Work item: Repeat the listing word for word. No pictures belong in the copy.

Provided data:
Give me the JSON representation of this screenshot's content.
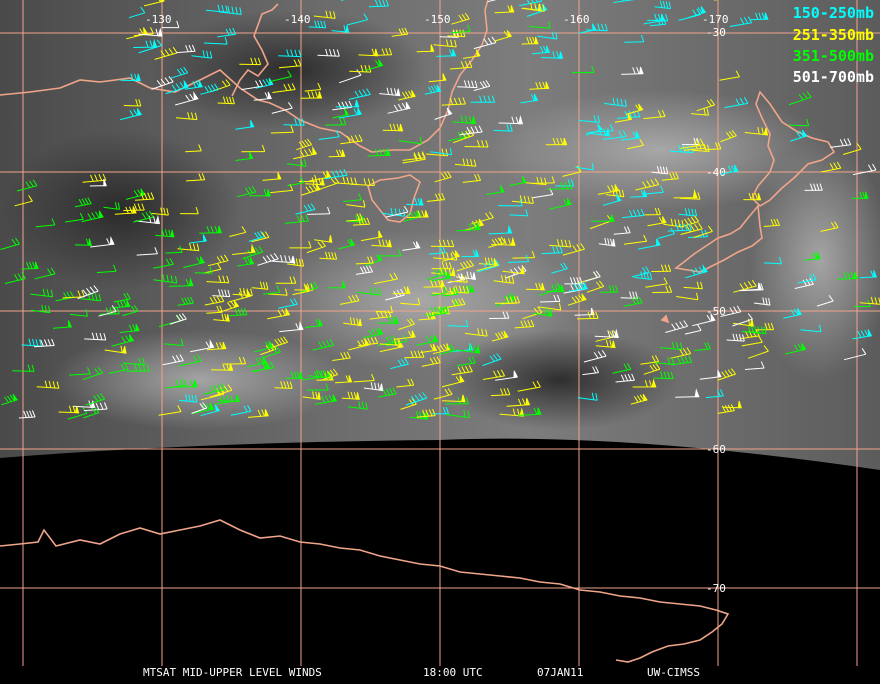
{
  "map": {
    "satellite_view": "water vapor imagery, grayscale",
    "colors": {
      "coast": "#f0a58a",
      "grid": "#f0a58a",
      "space": "#000000"
    },
    "longitude_labels": [
      "-130",
      "-140",
      "-150",
      "-160",
      "-170"
    ],
    "latitude_labels": [
      "-30",
      "-40",
      "-50",
      "-60",
      "-70"
    ]
  },
  "legend": {
    "items": [
      {
        "label": "150-250mb",
        "color": "#00ffff"
      },
      {
        "label": "251-350mb",
        "color": "#ffff00"
      },
      {
        "label": "351-500mb",
        "color": "#00ff00"
      },
      {
        "label": "501-700mb",
        "color": "#ffffff"
      }
    ]
  },
  "footer": {
    "product": "MTSAT MID-UPPER LEVEL WINDS",
    "time": "18:00 UTC",
    "date": "07JAN11",
    "source": "UW-CIMSS"
  }
}
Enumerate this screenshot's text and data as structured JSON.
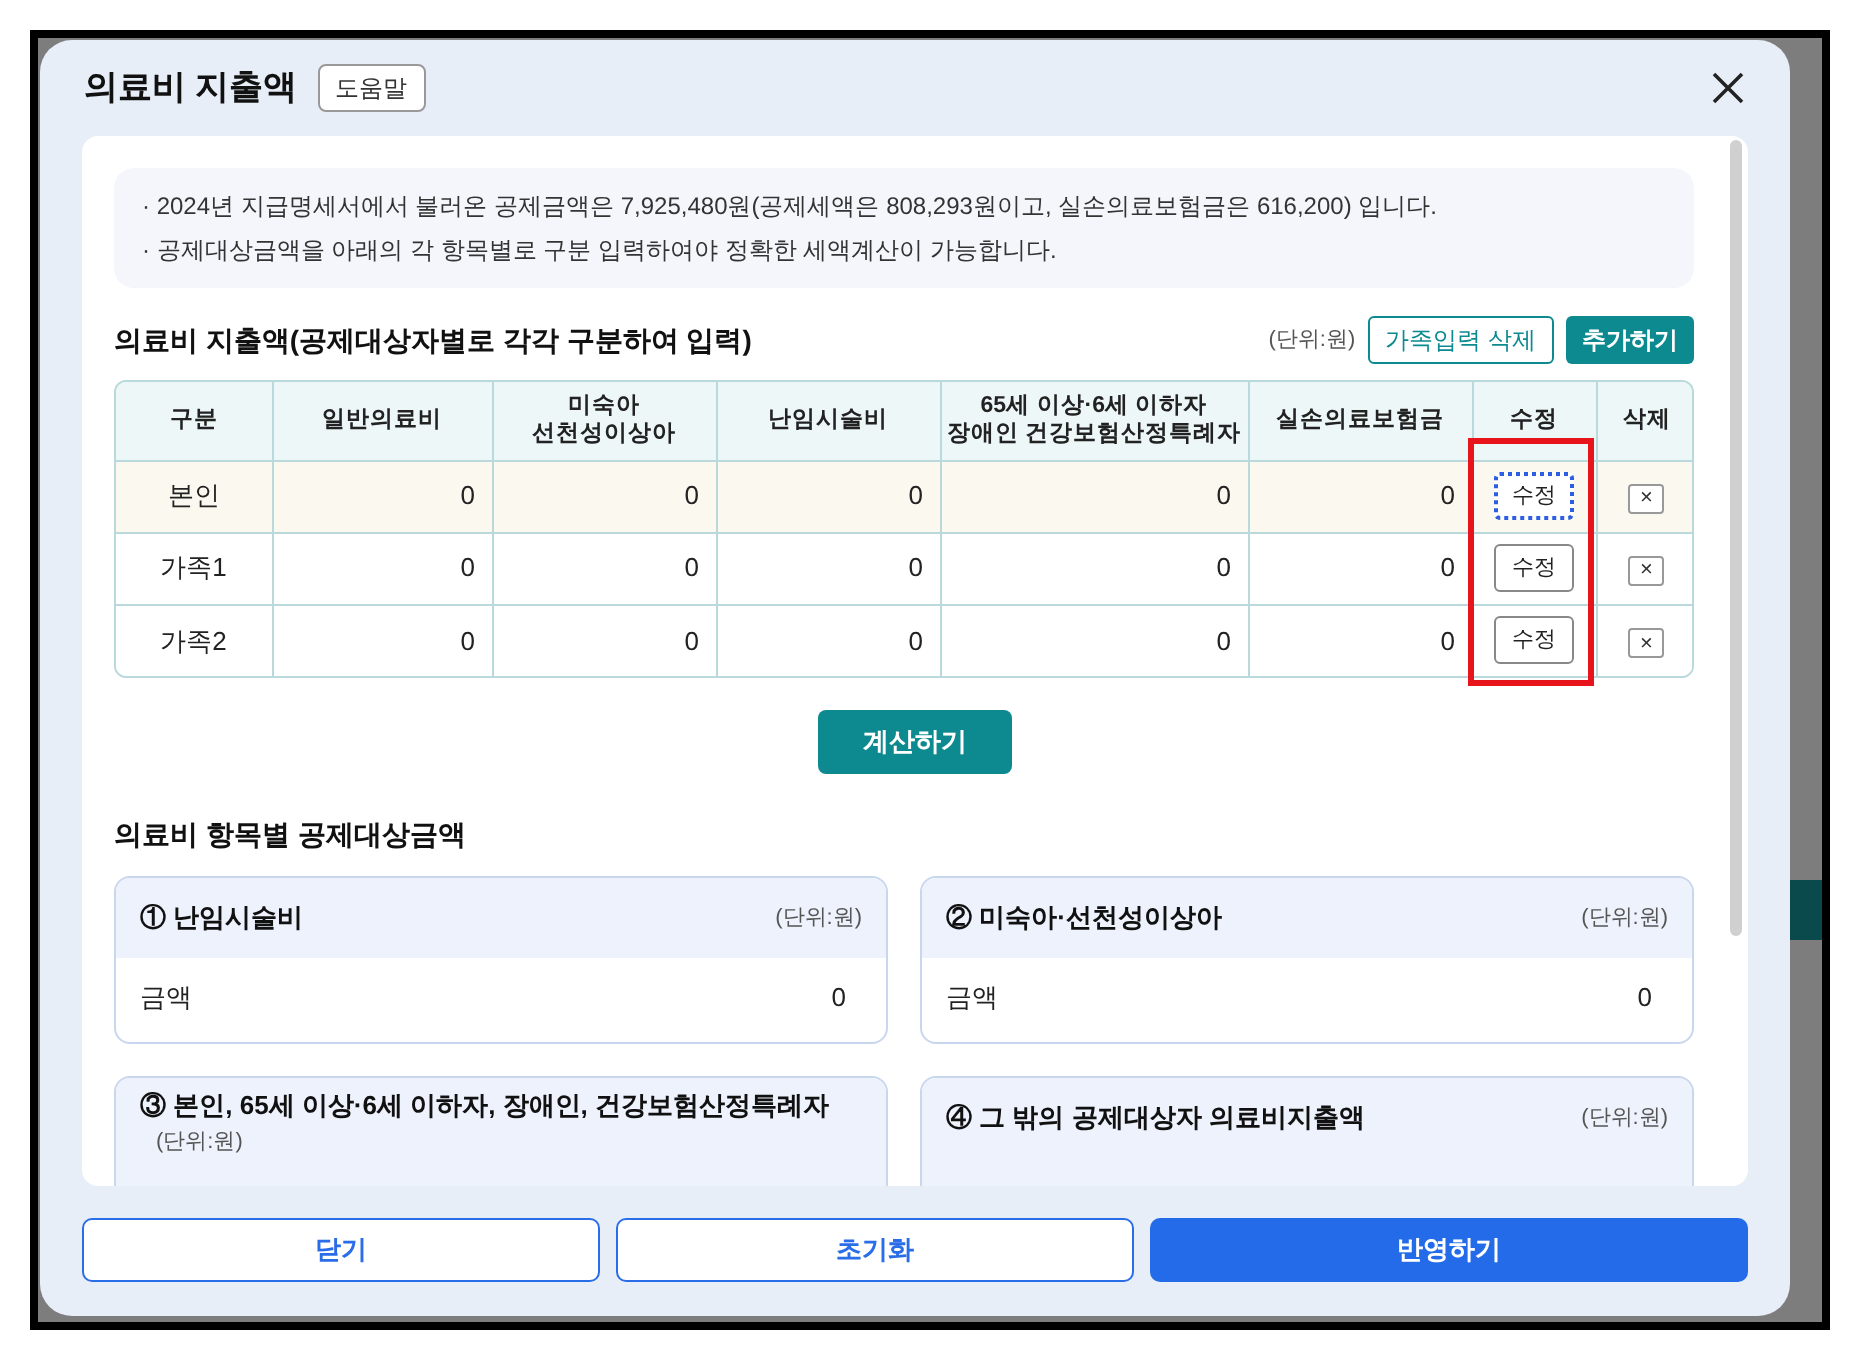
{
  "dialog": {
    "title": "의료비 지출액",
    "help_button": "도움말"
  },
  "notices": [
    "· 2024년 지급명세서에서 불러온 공제금액은 7,925,480원(공제세액은 808,293원이고, 실손의료보험금은 616,200) 입니다.",
    "· 공제대상금액을 아래의 각 항목별로 구분 입력하여야 정확한 세액계산이 가능합니다."
  ],
  "expense_section": {
    "title": "의료비 지출액(공제대상자별로 각각 구분하여 입력)",
    "unit": "(단위:원)",
    "buttons": [
      "가족입력 삭제",
      "추가하기"
    ]
  },
  "table": {
    "columns": [
      "구분",
      "일반의료비",
      "미숙아\n선천성이상아",
      "난임시술비",
      "65세 이상·6세 이하자\n장애인 건강보험산정특례자",
      "실손의료보험금",
      "수정",
      "삭제"
    ],
    "rows": [
      {
        "label": "본인",
        "values": [
          "0",
          "0",
          "0",
          "0",
          "0"
        ],
        "edit": "수정",
        "delete": "×",
        "selected": true,
        "edit_focused": true
      },
      {
        "label": "가족1",
        "values": [
          "0",
          "0",
          "0",
          "0",
          "0"
        ],
        "edit": "수정",
        "delete": "×",
        "selected": false,
        "edit_focused": false
      },
      {
        "label": "가족2",
        "values": [
          "0",
          "0",
          "0",
          "0",
          "0"
        ],
        "edit": "수정",
        "delete": "×",
        "selected": false,
        "edit_focused": false
      }
    ]
  },
  "calculate_button": "계산하기",
  "summary_section": {
    "title": "의료비 항목별 공제대상금액",
    "cards": [
      {
        "title": "① 난임시술비",
        "unit": "(단위:원)",
        "amount_label": "금액",
        "amount": "0"
      },
      {
        "title": "② 미숙아·선천성이상아",
        "unit": "(단위:원)",
        "amount_label": "금액",
        "amount": "0"
      },
      {
        "title": "③ 본인, 65세 이상·6세 이하자, 장애인, 건강보험산정특례자",
        "unit": "(단위:원)"
      },
      {
        "title": "④ 그 밖의 공제대상자 의료비지출액",
        "unit": "(단위:원)"
      }
    ]
  },
  "footer_buttons": [
    {
      "label": "닫기",
      "kind": "outline"
    },
    {
      "label": "초기화",
      "kind": "outline"
    },
    {
      "label": "반영하기",
      "kind": "primary"
    }
  ]
}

Solved exercise:
Give me the JSON representation of this screenshot's content.
{
  "map": {
    "satellite_view": "water vapor imagery, grayscale",
    "colors": {
      "coast": "#f0a58a",
      "grid": "#f0a58a",
      "space": "#000000"
    },
    "longitude_labels": [
      "-130",
      "-140",
      "-150",
      "-160",
      "-170"
    ],
    "latitude_labels": [
      "-30",
      "-40",
      "-50",
      "-60",
      "-70"
    ]
  },
  "legend": {
    "items": [
      {
        "label": "150-250mb",
        "color": "#00ffff"
      },
      {
        "label": "251-350mb",
        "color": "#ffff00"
      },
      {
        "label": "351-500mb",
        "color": "#00ff00"
      },
      {
        "label": "501-700mb",
        "color": "#ffffff"
      }
    ]
  },
  "footer": {
    "product": "MTSAT MID-UPPER LEVEL WINDS",
    "time": "18:00 UTC",
    "date": "07JAN11",
    "source": "UW-CIMSS"
  }
}
Enumerate this screenshot's text and data as structured JSON.
{
  "dialog": {
    "title": "의료비 지출액",
    "help_button": "도움말"
  },
  "notices": [
    "· 2024년 지급명세서에서 불러온 공제금액은 7,925,480원(공제세액은 808,293원이고, 실손의료보험금은 616,200) 입니다.",
    "· 공제대상금액을 아래의 각 항목별로 구분 입력하여야 정확한 세액계산이 가능합니다."
  ],
  "expense_section": {
    "title": "의료비 지출액(공제대상자별로 각각 구분하여 입력)",
    "unit": "(단위:원)",
    "buttons": [
      "가족입력 삭제",
      "추가하기"
    ]
  },
  "table": {
    "columns": [
      "구분",
      "일반의료비",
      "미숙아\n선천성이상아",
      "난임시술비",
      "65세 이상·6세 이하자\n장애인 건강보험산정특례자",
      "실손의료보험금",
      "수정",
      "삭제"
    ],
    "rows": [
      {
        "label": "본인",
        "values": [
          "0",
          "0",
          "0",
          "0",
          "0"
        ],
        "edit": "수정",
        "delete": "×",
        "selected": true,
        "edit_focused": true
      },
      {
        "label": "가족1",
        "values": [
          "0",
          "0",
          "0",
          "0",
          "0"
        ],
        "edit": "수정",
        "delete": "×",
        "selected": false,
        "edit_focused": false
      },
      {
        "label": "가족2",
        "values": [
          "0",
          "0",
          "0",
          "0",
          "0"
        ],
        "edit": "수정",
        "delete": "×",
        "selected": false,
        "edit_focused": false
      }
    ]
  },
  "calculate_button": "계산하기",
  "summary_section": {
    "title": "의료비 항목별 공제대상금액",
    "cards": [
      {
        "title": "① 난임시술비",
        "unit": "(단위:원)",
        "amount_label": "금액",
        "amount": "0"
      },
      {
        "title": "② 미숙아·선천성이상아",
        "unit": "(단위:원)",
        "amount_label": "금액",
        "amount": "0"
      },
      {
        "title": "③ 본인, 65세 이상·6세 이하자, 장애인, 건강보험산정특례자",
        "unit": "(단위:원)"
      },
      {
        "title": "④ 그 밖의 공제대상자 의료비지출액",
        "unit": "(단위:원)"
      }
    ]
  },
  "footer_buttons": [
    {
      "label": "닫기",
      "kind": "outline"
    },
    {
      "label": "초기화",
      "kind": "outline"
    },
    {
      "label": "반영하기",
      "kind": "primary"
    }
  ]
}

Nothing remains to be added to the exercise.